Kristen Draz and her partner Will Holland had been on their 10 acres for three months when Reggie Knox and I stopped by FogDog Farm in early June, the second day of a heat wave due to push the mercury to nearly 100 degrees on their farm at an elevation of 1500 feet near Placerville. Kristen and Will were unfazed, with their fields irrigated earlier that morning and tender vegetable starts under shade cover.
Their journey to more secure land tenure started when they chose to look eastward from Sonoma County in 2015. “I couldn’t rent a shared room in Sonoma for what I was going to be paying to at least have this opportunity to start a farm,” reported Will. With immense effort and FarmLink’s technical assistance to shape a land lease, they started their Foothills farming careers in Nevada County. But despite several conversations to establish a final lease, they ultimately got underway without signing one.

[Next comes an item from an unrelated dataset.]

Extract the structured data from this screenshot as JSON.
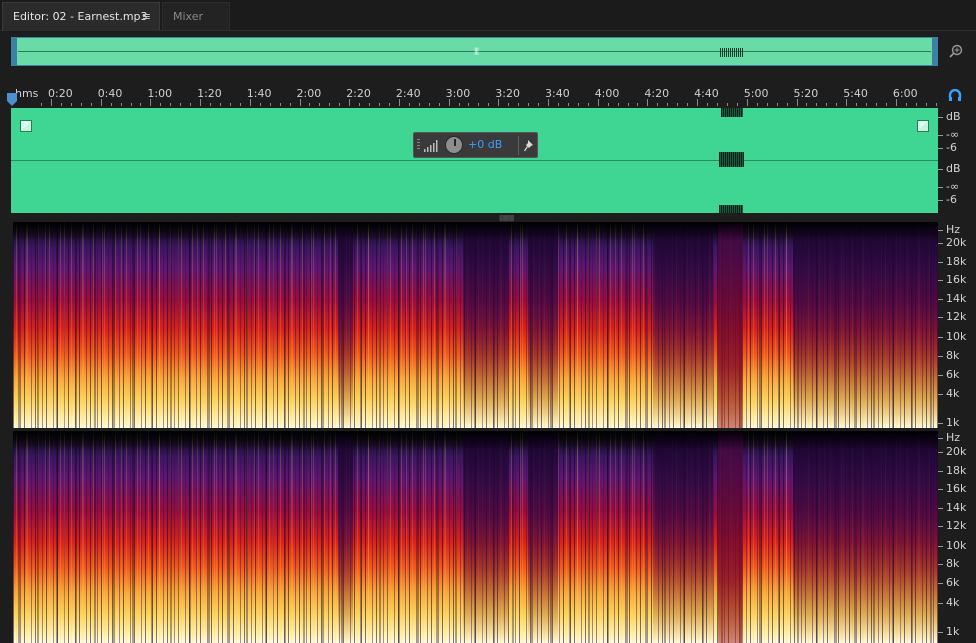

“We weren’t able to get in the same room to just sit down and answer questions. And the type of bootstrap farmers we are, and in the situation that we were in, we had low risk,” explained Will. Despite challenging circumstances for everyone involved, including serious health issues for their landlord, they started the farm, entered the Nevada City Farmers’ Market, developed restaurant-direct sales, and sustained the business.
Kristen summarized by saying, “When we were just starting out, and we didn’t really know what FogDog Farm was going to become, those [lease] things were less important. And then, as our business and our risk grew, that’s when we started to see how finishing that process at the beginning would’ve served us. But hindsight is 20/20.” Will and Kristen report that they parted ways with their landlord on good terms, with a handshake in the same spirit as when they started. “The context was objectively difficult on both sides, and we were all able to come through it well,” said Will, and Kristen added, “We learned a lot.”

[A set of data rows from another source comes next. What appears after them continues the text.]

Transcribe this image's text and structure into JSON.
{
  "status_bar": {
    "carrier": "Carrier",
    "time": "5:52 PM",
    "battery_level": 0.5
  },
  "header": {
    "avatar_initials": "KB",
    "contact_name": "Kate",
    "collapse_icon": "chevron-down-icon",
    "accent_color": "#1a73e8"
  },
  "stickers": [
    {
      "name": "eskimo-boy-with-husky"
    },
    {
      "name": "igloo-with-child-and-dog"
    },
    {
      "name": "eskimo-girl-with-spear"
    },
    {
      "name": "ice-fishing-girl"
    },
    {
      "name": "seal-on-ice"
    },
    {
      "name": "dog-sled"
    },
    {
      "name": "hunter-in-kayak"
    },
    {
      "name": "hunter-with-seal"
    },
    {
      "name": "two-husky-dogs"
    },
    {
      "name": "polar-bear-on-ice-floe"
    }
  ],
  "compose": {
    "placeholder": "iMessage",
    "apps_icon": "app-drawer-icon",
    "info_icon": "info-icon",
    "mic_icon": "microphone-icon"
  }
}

With three seasons in Nevada County under their belts, and having built a good network of farmers in the Foothills, they caught wind of a new land opportunity. A land trust in nearby El Dorado County, the America River Conservancy, was looking for a tenant at its historic Wakamatsu Farm near Placerville. As expressed by the Conservancy, the place serves as a “community place to appreciate natural resources, sustainable agriculture, and cultural history.” It is a special place: formerly the Wakamatsu Tea and Silk Farm Colony, the first Japanese colony in the United States, founded 150 years ago, and birthplace of the first Japanese-American citizen.
Reflecting on the transition from Nevada County to Wakamatsu Farm, Will explained that not completing a formal lease before starting the farm had downsides. It might have illuminated questions that may have challenged the idea of starting their farm. “What happened may have been the best possible solution for everybody because we were able to start a farm.” Despite the transition they kept the same farm name and maintained their customers.
With FarmLink’s support, they’ve secured a five-year, evergreen lease, which means that on each anniversary date of the lease, the term is automatically extended by one year unless, of course, either the tenant or landlord objects to the lease extension. It means that if the lease is terminated without cause, the tenant still has nearly a full term to find a new location. Kristen said, “For us to be able to plan our future for five years, ten years, and what does our farm look like in a decade? We could never have had that [before], and this actually allows us to do that, which feels huge and takes some of the pressure off this year…and allows us to think a little bigger.”
Reflecting on this past winter, Kristen said, “I did the Finding Farmland workshop with Liya Schwartzman [Central Valley Program Coordinator for FarmLink] and the National Young Farmers Coalition. And it was really illuminating because I’d had this very idealistic thing. ‘Our next move is going to be to purchase. That’s what I want to do, that’s what we’re working towards.’ And really having all of the options laid out in a room, with the land affordability calculator and the different scenarios, I was like, ‘Oh maybe we can’t actually afford it.’ I think we would’ve been able to bootstrap it, but was it realistic? It’s kind of hard to be on your own.” Will also reflected, “We just want to grow food. And turning vegetables into money is kind of ridiculous. [laughs] It’s kind of structurally made to be, and we love it for that fact, but putting a mortgage on that…I don’t think I would surprise anybody, it just changes the context.”
In their fourth year as farmers, Kristen and Will are an inspiration, and deep thinkers. Will concluded, “I think there’s a real hunger for a way to shift capital into something that’s generative. But the structural mechanisms that even just allow people to do that aren’t there. There’s beauty in having the land in a trust, and having the opportunity for individual wealth and equity-building on the land, and having the infrastructure held in common. That’s the agricultural system that we need.”